Mobile cigar shop captures look, feel of classic lounges
By GRAIG GRAZIOSI
After being out on the road for days laying asphalt in Pennsylvania, all Dave Ladigo wanted was to get home, sit on his patio and light up a cigar.
Today, that after-work tradition has blossomed into a side venture for Ladigo and his friend and co-owner Marc Len in the form of Cut and Toast Premium Cigars.
Unlike its brick-and-mortar counterparts, Cut and Toast Premium Cigars is a mobile shop – the entire store is operated from a trailer – and caters to events such as festivals, weddings, private parties and golf outings.
Len – who was around cigars his entire life thanks to his father partaking – and Ladigo met working at a local uniform company and, after discovering their mutual hobby, began discussing the potential to turn it into a side business.
While the idea of a mobile cigar shop isn’t totally novel, Len and Ladigo spent half a year designing and hand crafting the look of their trailer with the hopes of capturing the “hardwood and brown leather” look of classic cigar lounges.
To do so, the men used cedar wood to build the structure’s interior frame, ceiling beams and the shop’s exterior counter. Stonework tiles – real stone – line the shop’s back wall, and the ceiling is covered with a convincing plastic facsimile of late 1800s tin tiling.
“Most of the interior work was done between February and May of this year,” Len said. “We really just started. We got the trailer in February and our first gig was near the beginning of summer.”
In addition to the look of the trailer, the shop also features a wooden, fully operational humidor – a cabinet for storing cigars that regulates temperature and humidity, both of which can ruin cigars if not kept in check.
“The humidor has a working air conditioner and we keep the temperature and humidity at 72 degrees,” Ladigo said. “We want to make sure when people buy from us, they get the same quality from their cigar they’d get if they’d bought it at a brick-and-mortar cigar shop.”
The shop’s name – Cut and Toast – refers to the act of cutting a cigar and toasting the tip to ignite the tobacco leaves.
Len and Ladigo, both of Poland, said they wanted a name that sounded classy rather than kitschy or overly corporate because they want their shop to blend in well whether they are working a festival or a formal function at a country club.
“We want to keep it boutique,” Len said.
The shop stocks between 22 and 25 cigar brands, many of which are staples such as Macanudo and Julius Caesar, with most individual cigars ranging from $8 to $11 and featuring both mild and full-bodied tobacco.
The most expensive cigar the men currently carry is a Julius Caesar Churchill that will set a smoker back $18.50.
Len and Ladigo said they wanted to keep their stock high quality but accessible to customers’ varied tastes and levels of familiarity with cigars.
“Most people who buy from us aren’t regular cigar smokers,” Ladigo said. “So one of the things I like most about doing this is connecting people with new cigars based on what they’ve liked in the past.

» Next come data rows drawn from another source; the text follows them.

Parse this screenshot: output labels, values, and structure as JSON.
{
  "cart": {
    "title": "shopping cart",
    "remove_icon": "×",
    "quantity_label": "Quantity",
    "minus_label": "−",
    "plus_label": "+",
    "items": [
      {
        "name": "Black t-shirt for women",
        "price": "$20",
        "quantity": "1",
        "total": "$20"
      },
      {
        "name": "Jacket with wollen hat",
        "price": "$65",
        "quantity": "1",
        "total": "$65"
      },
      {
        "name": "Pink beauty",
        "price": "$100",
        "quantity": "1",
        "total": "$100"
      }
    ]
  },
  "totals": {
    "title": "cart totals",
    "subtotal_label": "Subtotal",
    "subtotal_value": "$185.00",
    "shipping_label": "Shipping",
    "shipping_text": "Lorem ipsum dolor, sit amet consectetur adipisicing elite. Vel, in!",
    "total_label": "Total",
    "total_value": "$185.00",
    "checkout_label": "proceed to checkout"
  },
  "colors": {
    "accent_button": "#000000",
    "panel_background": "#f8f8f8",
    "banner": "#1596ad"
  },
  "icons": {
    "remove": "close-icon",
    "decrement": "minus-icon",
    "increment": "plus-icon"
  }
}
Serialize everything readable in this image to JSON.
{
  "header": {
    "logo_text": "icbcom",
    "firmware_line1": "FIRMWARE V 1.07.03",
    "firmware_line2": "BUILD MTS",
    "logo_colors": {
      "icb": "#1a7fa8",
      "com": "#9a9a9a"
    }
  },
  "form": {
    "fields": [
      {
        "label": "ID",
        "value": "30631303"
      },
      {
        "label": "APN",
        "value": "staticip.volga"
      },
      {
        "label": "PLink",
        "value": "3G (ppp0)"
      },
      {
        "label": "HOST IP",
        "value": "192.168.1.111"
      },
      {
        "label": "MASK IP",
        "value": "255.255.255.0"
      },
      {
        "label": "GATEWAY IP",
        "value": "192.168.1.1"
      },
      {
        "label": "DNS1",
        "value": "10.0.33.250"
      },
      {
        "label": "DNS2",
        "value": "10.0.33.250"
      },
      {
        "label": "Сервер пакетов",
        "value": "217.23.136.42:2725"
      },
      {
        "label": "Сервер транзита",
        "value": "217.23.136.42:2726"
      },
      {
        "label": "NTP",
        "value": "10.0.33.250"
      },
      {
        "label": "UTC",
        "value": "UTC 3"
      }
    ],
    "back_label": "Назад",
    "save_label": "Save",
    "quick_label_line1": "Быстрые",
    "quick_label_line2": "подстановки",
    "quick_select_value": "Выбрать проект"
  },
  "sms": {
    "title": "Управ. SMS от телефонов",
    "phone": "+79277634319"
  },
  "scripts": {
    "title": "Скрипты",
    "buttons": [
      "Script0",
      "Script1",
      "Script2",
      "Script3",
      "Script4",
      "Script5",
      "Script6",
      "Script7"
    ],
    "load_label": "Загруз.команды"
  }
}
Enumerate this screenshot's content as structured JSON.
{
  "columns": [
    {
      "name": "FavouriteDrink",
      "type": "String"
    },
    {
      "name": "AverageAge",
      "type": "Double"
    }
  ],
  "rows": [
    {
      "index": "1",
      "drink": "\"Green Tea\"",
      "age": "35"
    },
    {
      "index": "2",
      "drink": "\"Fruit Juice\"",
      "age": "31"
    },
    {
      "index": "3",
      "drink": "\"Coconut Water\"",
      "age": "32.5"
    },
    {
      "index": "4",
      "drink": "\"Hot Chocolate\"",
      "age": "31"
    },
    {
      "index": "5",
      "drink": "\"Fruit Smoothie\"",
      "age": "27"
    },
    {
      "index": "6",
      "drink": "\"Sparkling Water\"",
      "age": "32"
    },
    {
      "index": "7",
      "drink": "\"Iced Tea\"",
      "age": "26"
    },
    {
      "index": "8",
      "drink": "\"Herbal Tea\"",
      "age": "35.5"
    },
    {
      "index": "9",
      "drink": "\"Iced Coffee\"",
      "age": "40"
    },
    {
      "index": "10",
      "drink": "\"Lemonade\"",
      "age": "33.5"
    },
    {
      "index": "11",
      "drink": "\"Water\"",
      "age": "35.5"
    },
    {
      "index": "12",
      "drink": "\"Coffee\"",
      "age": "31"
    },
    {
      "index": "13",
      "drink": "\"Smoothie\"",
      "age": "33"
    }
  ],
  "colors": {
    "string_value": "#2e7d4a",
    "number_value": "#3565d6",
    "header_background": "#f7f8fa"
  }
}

It’s fulfilling when you help someone discover something new that they like.”
Len and Ladigo said for now the shop is a fun and fulfilling side gig and that they don’t plan on quitting their day jobs just yet, though they hope in the future to build additional trailers and eventually open up their own storefront.
“We’d love to set up somewhere like downtown Youngstown and be a part of the renewal down there, or Boardman or Canfield,” Ladigo said. “Really, we’re open to anywhere that would be interested to have us.”
In the meantime, the men plan to continue working events and enjoying their cigars.
“Honestly, it’s work but it’s also relaxing,” Len said. “When I smoke a cigar it’s calming. It’s like I’m in a different place.”